● Work to be completed
Please tally the lines of the listing that hold the string "blog", and reply with that total only.

● Data under study

• • •

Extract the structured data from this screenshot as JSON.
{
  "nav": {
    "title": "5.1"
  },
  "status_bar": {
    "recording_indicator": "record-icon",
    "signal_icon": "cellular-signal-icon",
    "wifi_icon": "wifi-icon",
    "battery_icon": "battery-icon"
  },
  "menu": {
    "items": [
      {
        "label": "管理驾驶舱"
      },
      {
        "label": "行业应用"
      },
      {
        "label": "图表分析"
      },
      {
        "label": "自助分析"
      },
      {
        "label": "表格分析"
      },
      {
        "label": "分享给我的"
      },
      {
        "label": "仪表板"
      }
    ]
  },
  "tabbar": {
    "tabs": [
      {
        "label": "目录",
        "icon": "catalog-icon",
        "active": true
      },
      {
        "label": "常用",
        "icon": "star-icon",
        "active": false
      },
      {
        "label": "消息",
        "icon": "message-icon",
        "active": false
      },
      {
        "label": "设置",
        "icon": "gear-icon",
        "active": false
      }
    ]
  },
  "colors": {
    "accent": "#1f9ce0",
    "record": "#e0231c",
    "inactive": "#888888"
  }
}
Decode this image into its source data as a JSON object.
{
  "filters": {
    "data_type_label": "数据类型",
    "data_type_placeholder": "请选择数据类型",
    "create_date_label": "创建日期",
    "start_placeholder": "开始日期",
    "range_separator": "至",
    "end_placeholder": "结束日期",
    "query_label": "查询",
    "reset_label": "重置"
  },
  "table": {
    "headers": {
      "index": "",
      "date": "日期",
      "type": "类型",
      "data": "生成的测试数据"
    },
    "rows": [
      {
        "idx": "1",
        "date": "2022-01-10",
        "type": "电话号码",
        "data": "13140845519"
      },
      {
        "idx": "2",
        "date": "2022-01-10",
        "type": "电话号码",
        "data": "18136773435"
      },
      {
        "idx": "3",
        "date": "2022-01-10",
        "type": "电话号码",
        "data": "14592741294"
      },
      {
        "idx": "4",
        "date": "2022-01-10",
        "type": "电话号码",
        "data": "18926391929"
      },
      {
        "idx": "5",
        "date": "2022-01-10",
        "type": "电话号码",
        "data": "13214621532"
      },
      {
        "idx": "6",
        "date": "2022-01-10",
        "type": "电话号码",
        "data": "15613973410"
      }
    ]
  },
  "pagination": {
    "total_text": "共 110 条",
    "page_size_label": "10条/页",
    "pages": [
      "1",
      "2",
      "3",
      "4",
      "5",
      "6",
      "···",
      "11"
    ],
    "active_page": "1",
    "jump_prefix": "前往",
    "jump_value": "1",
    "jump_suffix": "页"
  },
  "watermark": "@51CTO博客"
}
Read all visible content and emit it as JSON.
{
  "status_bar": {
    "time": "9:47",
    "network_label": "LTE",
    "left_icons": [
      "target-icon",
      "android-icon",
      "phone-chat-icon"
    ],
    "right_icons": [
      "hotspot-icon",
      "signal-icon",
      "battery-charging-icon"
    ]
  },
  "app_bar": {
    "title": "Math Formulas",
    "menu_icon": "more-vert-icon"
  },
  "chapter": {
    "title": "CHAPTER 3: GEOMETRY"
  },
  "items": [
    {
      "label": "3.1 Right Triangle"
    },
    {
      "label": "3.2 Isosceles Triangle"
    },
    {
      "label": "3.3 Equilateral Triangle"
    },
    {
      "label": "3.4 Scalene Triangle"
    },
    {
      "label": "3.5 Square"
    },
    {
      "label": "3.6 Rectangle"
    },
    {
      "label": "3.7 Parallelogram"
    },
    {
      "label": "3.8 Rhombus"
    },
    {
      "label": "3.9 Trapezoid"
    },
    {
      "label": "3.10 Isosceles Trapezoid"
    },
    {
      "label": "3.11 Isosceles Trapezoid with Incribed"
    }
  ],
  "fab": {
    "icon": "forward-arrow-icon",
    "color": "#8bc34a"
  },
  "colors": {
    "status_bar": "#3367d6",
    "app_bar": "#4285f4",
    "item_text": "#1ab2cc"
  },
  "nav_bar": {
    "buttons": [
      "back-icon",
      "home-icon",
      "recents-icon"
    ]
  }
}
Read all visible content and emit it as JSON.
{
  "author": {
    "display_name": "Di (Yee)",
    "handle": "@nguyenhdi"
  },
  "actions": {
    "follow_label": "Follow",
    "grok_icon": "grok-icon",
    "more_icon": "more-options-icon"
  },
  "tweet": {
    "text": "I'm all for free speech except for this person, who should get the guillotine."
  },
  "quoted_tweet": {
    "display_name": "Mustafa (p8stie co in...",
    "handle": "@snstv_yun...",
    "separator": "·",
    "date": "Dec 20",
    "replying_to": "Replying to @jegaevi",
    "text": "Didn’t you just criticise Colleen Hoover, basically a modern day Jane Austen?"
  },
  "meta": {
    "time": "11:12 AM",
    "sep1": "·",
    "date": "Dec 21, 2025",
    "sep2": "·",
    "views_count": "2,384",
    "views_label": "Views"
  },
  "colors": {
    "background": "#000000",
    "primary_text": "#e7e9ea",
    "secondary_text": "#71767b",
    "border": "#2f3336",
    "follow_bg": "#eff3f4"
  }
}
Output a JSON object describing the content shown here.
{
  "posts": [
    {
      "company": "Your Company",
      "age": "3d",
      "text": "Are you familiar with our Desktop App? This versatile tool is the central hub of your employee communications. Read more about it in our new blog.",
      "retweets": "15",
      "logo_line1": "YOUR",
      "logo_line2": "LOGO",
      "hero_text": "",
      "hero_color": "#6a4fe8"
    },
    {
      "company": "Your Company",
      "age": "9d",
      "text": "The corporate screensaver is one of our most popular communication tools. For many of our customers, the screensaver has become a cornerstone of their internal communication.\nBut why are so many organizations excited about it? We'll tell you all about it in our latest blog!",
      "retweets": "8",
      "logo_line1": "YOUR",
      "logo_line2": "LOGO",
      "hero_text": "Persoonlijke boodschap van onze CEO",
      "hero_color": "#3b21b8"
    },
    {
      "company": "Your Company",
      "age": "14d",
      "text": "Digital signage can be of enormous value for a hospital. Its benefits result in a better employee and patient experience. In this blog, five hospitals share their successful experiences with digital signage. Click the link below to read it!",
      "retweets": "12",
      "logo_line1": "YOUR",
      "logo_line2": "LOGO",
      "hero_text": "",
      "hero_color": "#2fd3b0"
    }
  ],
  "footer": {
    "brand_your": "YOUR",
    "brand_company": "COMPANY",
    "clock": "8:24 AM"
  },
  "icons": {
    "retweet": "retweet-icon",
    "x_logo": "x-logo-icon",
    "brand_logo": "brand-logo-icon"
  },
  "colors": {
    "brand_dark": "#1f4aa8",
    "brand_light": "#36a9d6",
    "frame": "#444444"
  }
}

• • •

● Result for this task
3